Requirement: Return the records below exactly as they are written.

Stored records:
◆ ◆ ◆ ◆ ◆

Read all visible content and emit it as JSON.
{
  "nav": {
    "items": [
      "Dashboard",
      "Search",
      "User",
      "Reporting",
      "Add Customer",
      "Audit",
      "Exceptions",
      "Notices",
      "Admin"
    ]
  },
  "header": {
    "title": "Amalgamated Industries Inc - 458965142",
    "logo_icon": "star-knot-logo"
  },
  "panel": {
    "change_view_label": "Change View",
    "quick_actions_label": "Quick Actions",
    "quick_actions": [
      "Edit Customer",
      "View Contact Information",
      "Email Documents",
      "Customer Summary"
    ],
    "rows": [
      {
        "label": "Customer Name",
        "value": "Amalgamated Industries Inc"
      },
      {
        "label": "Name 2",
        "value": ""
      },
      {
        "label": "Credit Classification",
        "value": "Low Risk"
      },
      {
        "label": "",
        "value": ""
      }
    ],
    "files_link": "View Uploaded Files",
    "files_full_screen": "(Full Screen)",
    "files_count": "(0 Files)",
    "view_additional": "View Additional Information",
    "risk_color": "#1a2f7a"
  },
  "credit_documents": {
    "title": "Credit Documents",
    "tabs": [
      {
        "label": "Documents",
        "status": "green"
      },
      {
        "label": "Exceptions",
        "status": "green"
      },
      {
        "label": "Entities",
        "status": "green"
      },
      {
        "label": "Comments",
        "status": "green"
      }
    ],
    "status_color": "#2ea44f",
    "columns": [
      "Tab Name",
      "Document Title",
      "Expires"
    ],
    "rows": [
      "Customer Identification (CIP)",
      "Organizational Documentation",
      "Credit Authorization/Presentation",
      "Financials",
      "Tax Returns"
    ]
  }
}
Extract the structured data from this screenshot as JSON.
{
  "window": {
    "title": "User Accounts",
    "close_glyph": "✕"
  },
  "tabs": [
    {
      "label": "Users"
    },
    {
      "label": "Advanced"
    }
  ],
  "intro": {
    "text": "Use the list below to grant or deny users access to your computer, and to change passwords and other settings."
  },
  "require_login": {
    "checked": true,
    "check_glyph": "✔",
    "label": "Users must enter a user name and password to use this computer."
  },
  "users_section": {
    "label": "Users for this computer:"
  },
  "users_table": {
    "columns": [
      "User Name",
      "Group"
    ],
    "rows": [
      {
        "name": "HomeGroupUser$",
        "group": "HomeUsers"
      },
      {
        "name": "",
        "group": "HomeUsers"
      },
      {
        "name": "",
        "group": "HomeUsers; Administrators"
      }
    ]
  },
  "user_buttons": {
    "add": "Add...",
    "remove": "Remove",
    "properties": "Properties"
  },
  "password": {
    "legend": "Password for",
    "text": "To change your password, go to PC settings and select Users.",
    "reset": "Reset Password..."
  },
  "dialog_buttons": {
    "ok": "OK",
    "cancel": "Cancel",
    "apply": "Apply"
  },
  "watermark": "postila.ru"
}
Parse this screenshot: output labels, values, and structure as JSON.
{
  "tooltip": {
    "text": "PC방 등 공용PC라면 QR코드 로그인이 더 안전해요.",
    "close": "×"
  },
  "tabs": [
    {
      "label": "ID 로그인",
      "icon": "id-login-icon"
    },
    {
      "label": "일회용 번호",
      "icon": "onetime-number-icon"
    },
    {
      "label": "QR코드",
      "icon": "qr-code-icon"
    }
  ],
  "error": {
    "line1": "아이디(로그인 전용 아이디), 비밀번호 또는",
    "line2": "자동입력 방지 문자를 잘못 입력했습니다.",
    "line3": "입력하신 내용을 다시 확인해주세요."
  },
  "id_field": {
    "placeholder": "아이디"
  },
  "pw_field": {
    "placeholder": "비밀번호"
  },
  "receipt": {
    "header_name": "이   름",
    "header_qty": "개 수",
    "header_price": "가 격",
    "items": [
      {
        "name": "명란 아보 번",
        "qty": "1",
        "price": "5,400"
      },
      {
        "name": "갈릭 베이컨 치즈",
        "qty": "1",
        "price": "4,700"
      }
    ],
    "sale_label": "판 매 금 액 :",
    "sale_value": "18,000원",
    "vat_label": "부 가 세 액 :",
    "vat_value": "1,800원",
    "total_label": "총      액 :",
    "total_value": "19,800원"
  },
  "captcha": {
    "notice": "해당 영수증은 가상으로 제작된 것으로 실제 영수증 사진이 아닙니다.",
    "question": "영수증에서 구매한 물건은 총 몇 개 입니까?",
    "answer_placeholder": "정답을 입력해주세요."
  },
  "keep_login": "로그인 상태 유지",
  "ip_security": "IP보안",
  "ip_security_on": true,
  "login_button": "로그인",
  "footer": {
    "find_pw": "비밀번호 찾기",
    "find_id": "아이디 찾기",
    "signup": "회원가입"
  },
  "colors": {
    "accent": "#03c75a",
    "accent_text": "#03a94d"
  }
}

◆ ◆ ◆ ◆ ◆

Answer to this exercise:
Read all visible content and emit it as JSON.
{
  "nav": {
    "items": [
      "Dashboard",
      "Search",
      "User",
      "Reporting",
      "Add Customer",
      "Audit",
      "Exceptions",
      "Notices",
      "Admin"
    ]
  },
  "header": {
    "title": "Amalgamated Industries Inc - 458965142",
    "logo_icon": "star-knot-logo"
  },
  "panel": {
    "change_view_label": "Change View",
    "quick_actions_label": "Quick Actions",
    "quick_actions": [
      "Edit Customer",
      "View Contact Information",
      "Email Documents",
      "Customer Summary"
    ],
    "rows": [
      {
        "label": "Customer Name",
        "value": "Amalgamated Industries Inc"
      },
      {
        "label": "Name 2",
        "value": ""
      },
      {
        "label": "Credit Classification",
        "value": "Low Risk"
      },
      {
        "label": "",
        "value": ""
      }
    ],
    "files_link": "View Uploaded Files",
    "files_full_screen": "(Full Screen)",
    "files_count": "(0 Files)",
    "view_additional": "View Additional Information",
    "risk_color": "#1a2f7a"
  },
  "credit_documents": {
    "title": "Credit Documents",
    "tabs": [
      {
        "label": "Documents",
        "status": "green"
      },
      {
        "label": "Exceptions",
        "status": "green"
      },
      {
        "label": "Entities",
        "status": "green"
      },
      {
        "label": "Comments",
        "status": "green"
      }
    ],
    "status_color": "#2ea44f",
    "columns": [
      "Tab Name",
      "Document Title",
      "Expires"
    ],
    "rows": [
      "Customer Identification (CIP)",
      "Organizational Documentation",
      "Credit Authorization/Presentation",
      "Financials",
      "Tax Returns"
    ]
  }
}
Extract the structured data from this screenshot as JSON.
{
  "window": {
    "title": "User Accounts",
    "close_glyph": "✕"
  },
  "tabs": [
    {
      "label": "Users"
    },
    {
      "label": "Advanced"
    }
  ],
  "intro": {
    "text": "Use the list below to grant or deny users access to your computer, and to change passwords and other settings."
  },
  "require_login": {
    "checked": true,
    "check_glyph": "✔",
    "label": "Users must enter a user name and password to use this computer."
  },
  "users_section": {
    "label": "Users for this computer:"
  },
  "users_table": {
    "columns": [
      "User Name",
      "Group"
    ],
    "rows": [
      {
        "name": "HomeGroupUser$",
        "group": "HomeUsers"
      },
      {
        "name": "",
        "group": "HomeUsers"
      },
      {
        "name": "",
        "group": "HomeUsers; Administrators"
      }
    ]
  },
  "user_buttons": {
    "add": "Add...",
    "remove": "Remove",
    "properties": "Properties"
  },
  "password": {
    "legend": "Password for",
    "text": "To change your password, go to PC settings and select Users.",
    "reset": "Reset Password..."
  },
  "dialog_buttons": {
    "ok": "OK",
    "cancel": "Cancel",
    "apply": "Apply"
  },
  "watermark": "postila.ru"
}
Parse this screenshot: output labels, values, and structure as JSON.
{
  "tooltip": {
    "text": "PC방 등 공용PC라면 QR코드 로그인이 더 안전해요.",
    "close": "×"
  },
  "tabs": [
    {
      "label": "ID 로그인",
      "icon": "id-login-icon"
    },
    {
      "label": "일회용 번호",
      "icon": "onetime-number-icon"
    },
    {
      "label": "QR코드",
      "icon": "qr-code-icon"
    }
  ],
  "error": {
    "line1": "아이디(로그인 전용 아이디), 비밀번호 또는",
    "line2": "자동입력 방지 문자를 잘못 입력했습니다.",
    "line3": "입력하신 내용을 다시 확인해주세요."
  },
  "id_field": {
    "placeholder": "아이디"
  },
  "pw_field": {
    "placeholder": "비밀번호"
  },
  "receipt": {
    "header_name": "이   름",
    "header_qty": "개 수",
    "header_price": "가 격",
    "items": [
      {
        "name": "명란 아보 번",
        "qty": "1",
        "price": "5,400"
      },
      {
        "name": "갈릭 베이컨 치즈",
        "qty": "1",
        "price": "4,700"
      }
    ],
    "sale_label": "판 매 금 액 :",
    "sale_value": "18,000원",
    "vat_label": "부 가 세 액 :",
    "vat_value": "1,800원",
    "total_label": "총      액 :",
    "total_value": "19,800원"
  },
  "captcha": {
    "notice": "해당 영수증은 가상으로 제작된 것으로 실제 영수증 사진이 아닙니다.",
    "question": "영수증에서 구매한 물건은 총 몇 개 입니까?",
    "answer_placeholder": "정답을 입력해주세요."
  },
  "keep_login": "로그인 상태 유지",
  "ip_security": "IP보안",
  "ip_security_on": true,
  "login_button": "로그인",
  "footer": {
    "find_pw": "비밀번호 찾기",
    "find_id": "아이디 찾기",
    "signup": "회원가입"
  },
  "colors": {
    "accent": "#03c75a",
    "accent_text": "#03a94d"
  }
}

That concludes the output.